Sebi panel to examine direct listing of Indian firms on overseas bourses

Topics Sebi

Representative Image
The Securities and Exchange Board of India (Sebi) has constituted a committee to examine the direct listing of Indian companies on overseas bourses. 

Under the current framework, a domestic company cannot list on overseas exchanges without listing in the home market.

The nine-member expert panel announced on Tuesday will also review the Indian Depository Reciept (IDR) norms, which allow an overseas firm to raise capital in the domestic market. Currently, Standard Chartered Plc is the sole listed IDR.

Deep Kalra, chairman,, Cyril Shroff, managing partner of law firm Cyril Amarchand Mangaldas and Ranu Vohra, co-founder of Avendus Capital, are among the members of the committee.

A framework to list on overseas bourses could help Indian start-ups list in a jurisdiction of their choice. Most ecommerce companies prefer listing on Nasdaq, a platform for technology companies in the US, as it fetches better valuations. 

“Considering the evolution and internationalisation of the capital markets, it would be worthwhile to consider facilitating companies incorporated in India to directly list their equity share capital abroad and vice versa. In this regard, it has been decided to constitute an expert committee to look into this aspect in detail,” Sebi said in the press release.

A framework to enable direct overseas listing has been in the works for many years. In 2014, a committee headed by MS Sahoo had recommended relaxing the rules for overseas listing. However, the project never took off.

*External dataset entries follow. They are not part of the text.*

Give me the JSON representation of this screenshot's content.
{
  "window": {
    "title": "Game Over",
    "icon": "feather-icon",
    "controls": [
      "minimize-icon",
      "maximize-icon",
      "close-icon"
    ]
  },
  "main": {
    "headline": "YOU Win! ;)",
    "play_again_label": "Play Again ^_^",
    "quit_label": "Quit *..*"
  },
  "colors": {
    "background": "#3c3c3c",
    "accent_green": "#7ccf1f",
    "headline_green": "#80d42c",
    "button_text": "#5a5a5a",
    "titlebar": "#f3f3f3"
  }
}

“This is a positive development for the Indian companies looking to list overseas as if allowed will permit the issuer to choose the best market to list its shares,” said Sudhir Bassi, partner, Khaitan & Co.

 Some Indian companies, such as Rediff, Videocon DTH and Makemytrip, have listed aboard using the ‘holding company structure’ route.

This involves creating a holding company outside India, mostly in tax-friendly countries like Singapore, and listing the company on Nasdaq. However, tweaks to the tax regime such as the introduction of general anti-avoidance rules (GAAR) have made such structures impermissible.

Angel investors and start-ups cheered the Sebi move.

Ravi Gururaj, president of TiE Bangalore, serial entrepreneur and angel investor, said, “Liquidity in general is a good thing, and in that sense any step by the Sebi to enable start-ups to go the public is a positive step. Initiatives to make the process frictionless will definitely help Indian start-ups.” 

According to Deepak Sharma, CFO, ShopClues, the Sebi move will be towards ease of doing business. 

“The move will help start-ups listing abroad access to not only funds but also to deep and mature markets. Moreover, the outlook of investors in mature markets are different as they have helped conceptualise, mature and scale businesses multiple times,” Sharma said.

Rahul Jain , COO of OTT entertainment platform Flickstree, said, “ It would be a great move if it helps start-ups find an easy set of protocols to invest abroad or get foreign investor’s capital to work for us here. Start-ups are often constrained for legal resources and if the Sebi is trying to ease it then the primary requirement would be simpler protocols.”

On the other hand, Yaashish Dahiya, CEO and Founder PolicyBazaar said, “It’s a great initiative but some of the concerns that should be looked at immediately would be around FDI restrictions, which are a serious hindrance for entrepreneurs. Another area which is directly related and should be considered under the same umbrella would be to bring some clarity on taxes faced by founders and promoters of these companies.” 

With inputs from Debasis Mohapatra and Romita Majumdar in Bengaluru

Business Standard is now on Telegram.
For insightful reports and views on business, markets, politics and other issues, subscribe to our official Telegram channel